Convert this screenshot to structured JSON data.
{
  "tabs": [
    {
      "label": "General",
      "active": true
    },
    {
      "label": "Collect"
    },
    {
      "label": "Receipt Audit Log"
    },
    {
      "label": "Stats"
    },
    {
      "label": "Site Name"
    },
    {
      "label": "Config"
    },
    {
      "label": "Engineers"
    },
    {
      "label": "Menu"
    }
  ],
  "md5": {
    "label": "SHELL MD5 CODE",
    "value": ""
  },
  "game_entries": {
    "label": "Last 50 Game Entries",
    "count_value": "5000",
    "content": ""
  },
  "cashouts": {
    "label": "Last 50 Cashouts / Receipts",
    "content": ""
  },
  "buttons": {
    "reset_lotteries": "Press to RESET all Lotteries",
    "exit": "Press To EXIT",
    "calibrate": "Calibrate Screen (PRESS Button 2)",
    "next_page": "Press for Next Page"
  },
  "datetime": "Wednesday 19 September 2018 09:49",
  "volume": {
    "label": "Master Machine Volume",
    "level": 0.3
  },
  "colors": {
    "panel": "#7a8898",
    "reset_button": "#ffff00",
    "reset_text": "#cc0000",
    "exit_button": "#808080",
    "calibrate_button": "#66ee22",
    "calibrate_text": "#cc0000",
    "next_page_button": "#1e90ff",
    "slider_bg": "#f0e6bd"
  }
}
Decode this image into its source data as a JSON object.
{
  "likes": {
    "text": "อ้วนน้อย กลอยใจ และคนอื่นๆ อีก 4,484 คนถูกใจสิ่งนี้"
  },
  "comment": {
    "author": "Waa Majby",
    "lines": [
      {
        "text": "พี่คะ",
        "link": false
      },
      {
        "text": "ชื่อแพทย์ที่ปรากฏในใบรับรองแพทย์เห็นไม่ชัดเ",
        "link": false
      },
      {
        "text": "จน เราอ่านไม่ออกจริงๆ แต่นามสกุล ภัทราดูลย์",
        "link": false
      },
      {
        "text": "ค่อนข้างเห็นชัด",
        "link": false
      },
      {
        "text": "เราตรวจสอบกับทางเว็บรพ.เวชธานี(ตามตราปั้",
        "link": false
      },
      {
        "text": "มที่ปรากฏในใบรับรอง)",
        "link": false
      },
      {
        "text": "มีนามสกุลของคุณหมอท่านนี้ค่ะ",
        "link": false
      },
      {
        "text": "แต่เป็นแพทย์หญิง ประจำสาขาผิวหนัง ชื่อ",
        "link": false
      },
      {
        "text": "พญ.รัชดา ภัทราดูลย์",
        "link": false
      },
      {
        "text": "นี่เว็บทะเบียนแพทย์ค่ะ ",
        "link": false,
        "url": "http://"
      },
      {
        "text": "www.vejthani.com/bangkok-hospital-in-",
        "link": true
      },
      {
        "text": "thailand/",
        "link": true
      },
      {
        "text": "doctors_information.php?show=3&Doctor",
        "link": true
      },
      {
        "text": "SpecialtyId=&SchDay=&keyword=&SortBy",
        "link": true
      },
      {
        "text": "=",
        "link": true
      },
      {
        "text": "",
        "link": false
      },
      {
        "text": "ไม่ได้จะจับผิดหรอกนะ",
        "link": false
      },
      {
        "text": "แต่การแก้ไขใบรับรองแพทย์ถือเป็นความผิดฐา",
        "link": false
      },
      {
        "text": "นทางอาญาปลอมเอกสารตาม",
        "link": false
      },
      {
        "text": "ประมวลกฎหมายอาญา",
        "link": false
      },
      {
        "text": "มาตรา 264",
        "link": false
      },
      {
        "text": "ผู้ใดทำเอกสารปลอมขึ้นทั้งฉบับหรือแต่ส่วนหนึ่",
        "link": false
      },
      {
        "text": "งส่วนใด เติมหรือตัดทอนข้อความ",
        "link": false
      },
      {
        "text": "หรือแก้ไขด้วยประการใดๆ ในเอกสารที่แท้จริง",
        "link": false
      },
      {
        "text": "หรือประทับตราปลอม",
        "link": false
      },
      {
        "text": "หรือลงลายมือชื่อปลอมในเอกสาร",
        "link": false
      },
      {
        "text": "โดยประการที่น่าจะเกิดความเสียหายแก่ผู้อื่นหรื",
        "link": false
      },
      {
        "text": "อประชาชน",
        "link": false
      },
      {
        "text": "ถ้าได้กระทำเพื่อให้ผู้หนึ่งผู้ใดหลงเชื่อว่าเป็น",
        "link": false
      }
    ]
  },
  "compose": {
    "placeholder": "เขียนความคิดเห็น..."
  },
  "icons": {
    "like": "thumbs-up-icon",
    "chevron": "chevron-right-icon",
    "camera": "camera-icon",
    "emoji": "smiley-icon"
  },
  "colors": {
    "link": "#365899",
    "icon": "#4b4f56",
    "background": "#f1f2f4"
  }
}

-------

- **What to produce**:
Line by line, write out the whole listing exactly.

- **Exercise response**:
Convert this screenshot to structured JSON data.
{
  "tabs": [
    {
      "label": "General",
      "active": true
    },
    {
      "label": "Collect"
    },
    {
      "label": "Receipt Audit Log"
    },
    {
      "label": "Stats"
    },
    {
      "label": "Site Name"
    },
    {
      "label": "Config"
    },
    {
      "label": "Engineers"
    },
    {
      "label": "Menu"
    }
  ],
  "md5": {
    "label": "SHELL MD5 CODE",
    "value": ""
  },
  "game_entries": {
    "label": "Last 50 Game Entries",
    "count_value": "5000",
    "content": ""
  },
  "cashouts": {
    "label": "Last 50 Cashouts / Receipts",
    "content": ""
  },
  "buttons": {
    "reset_lotteries": "Press to RESET all Lotteries",
    "exit": "Press To EXIT",
    "calibrate": "Calibrate Screen (PRESS Button 2)",
    "next_page": "Press for Next Page"
  },
  "datetime": "Wednesday 19 September 2018 09:49",
  "volume": {
    "label": "Master Machine Volume",
    "level": 0.3
  },
  "colors": {
    "panel": "#7a8898",
    "reset_button": "#ffff00",
    "reset_text": "#cc0000",
    "exit_button": "#808080",
    "calibrate_button": "#66ee22",
    "calibrate_text": "#cc0000",
    "next_page_button": "#1e90ff",
    "slider_bg": "#f0e6bd"
  }
}
Decode this image into its source data as a JSON object.
{
  "likes": {
    "text": "อ้วนน้อย กลอยใจ และคนอื่นๆ อีก 4,484 คนถูกใจสิ่งนี้"
  },
  "comment": {
    "author": "Waa Majby",
    "lines": [
      {
        "text": "พี่คะ",
        "link": false
      },
      {
        "text": "ชื่อแพทย์ที่ปรากฏในใบรับรองแพทย์เห็นไม่ชัดเ",
        "link": false
      },
      {
        "text": "จน เราอ่านไม่ออกจริงๆ แต่นามสกุล ภัทราดูลย์",
        "link": false
      },
      {
        "text": "ค่อนข้างเห็นชัด",
        "link": false
      },
      {
        "text": "เราตรวจสอบกับทางเว็บรพ.เวชธานี(ตามตราปั้",
        "link": false
      },
      {
        "text": "มที่ปรากฏในใบรับรอง)",
        "link": false
      },
      {
        "text": "มีนามสกุลของคุณหมอท่านนี้ค่ะ",
        "link": false
      },
      {
        "text": "แต่เป็นแพทย์หญิง ประจำสาขาผิวหนัง ชื่อ",
        "link": false
      },
      {
        "text": "พญ.รัชดา ภัทราดูลย์",
        "link": false
      },
      {
        "text": "นี่เว็บทะเบียนแพทย์ค่ะ ",
        "link": false,
        "url": "http://"
      },
      {
        "text": "www.vejthani.com/bangkok-hospital-in-",
        "link": true
      },
      {
        "text": "thailand/",
        "link": true
      },
      {
        "text": "doctors_information.php?show=3&Doctor",
        "link": true
      },
      {
        "text": "SpecialtyId=&SchDay=&keyword=&SortBy",
        "link": true
      },
      {
        "text": "=",
        "link": true
      },
      {
        "text": "",
        "link": false
      },
      {
        "text": "ไม่ได้จะจับผิดหรอกนะ",
        "link": false
      },
      {
        "text": "แต่การแก้ไขใบรับรองแพทย์ถือเป็นความผิดฐา",
        "link": false
      },
      {
        "text": "นทางอาญาปลอมเอกสารตาม",
        "link": false
      },
      {
        "text": "ประมวลกฎหมายอาญา",
        "link": false
      },
      {
        "text": "มาตรา 264",
        "link": false
      },
      {
        "text": "ผู้ใดทำเอกสารปลอมขึ้นทั้งฉบับหรือแต่ส่วนหนึ่",
        "link": false
      },
      {
        "text": "งส่วนใด เติมหรือตัดทอนข้อความ",
        "link": false
      },
      {
        "text": "หรือแก้ไขด้วยประการใดๆ ในเอกสารที่แท้จริง",
        "link": false
      },
      {
        "text": "หรือประทับตราปลอม",
        "link": false
      },
      {
        "text": "หรือลงลายมือชื่อปลอมในเอกสาร",
        "link": false
      },
      {
        "text": "โดยประการที่น่าจะเกิดความเสียหายแก่ผู้อื่นหรื",
        "link": false
      },
      {
        "text": "อประชาชน",
        "link": false
      },
      {
        "text": "ถ้าได้กระทำเพื่อให้ผู้หนึ่งผู้ใดหลงเชื่อว่าเป็น",
        "link": false
      }
    ]
  },
  "compose": {
    "placeholder": "เขียนความคิดเห็น..."
  },
  "icons": {
    "like": "thumbs-up-icon",
    "chevron": "chevron-right-icon",
    "camera": "camera-icon",
    "emoji": "smiley-icon"
  },
  "colors": {
    "link": "#365899",
    "icon": "#4b4f56",
    "background": "#f1f2f4"
  }
}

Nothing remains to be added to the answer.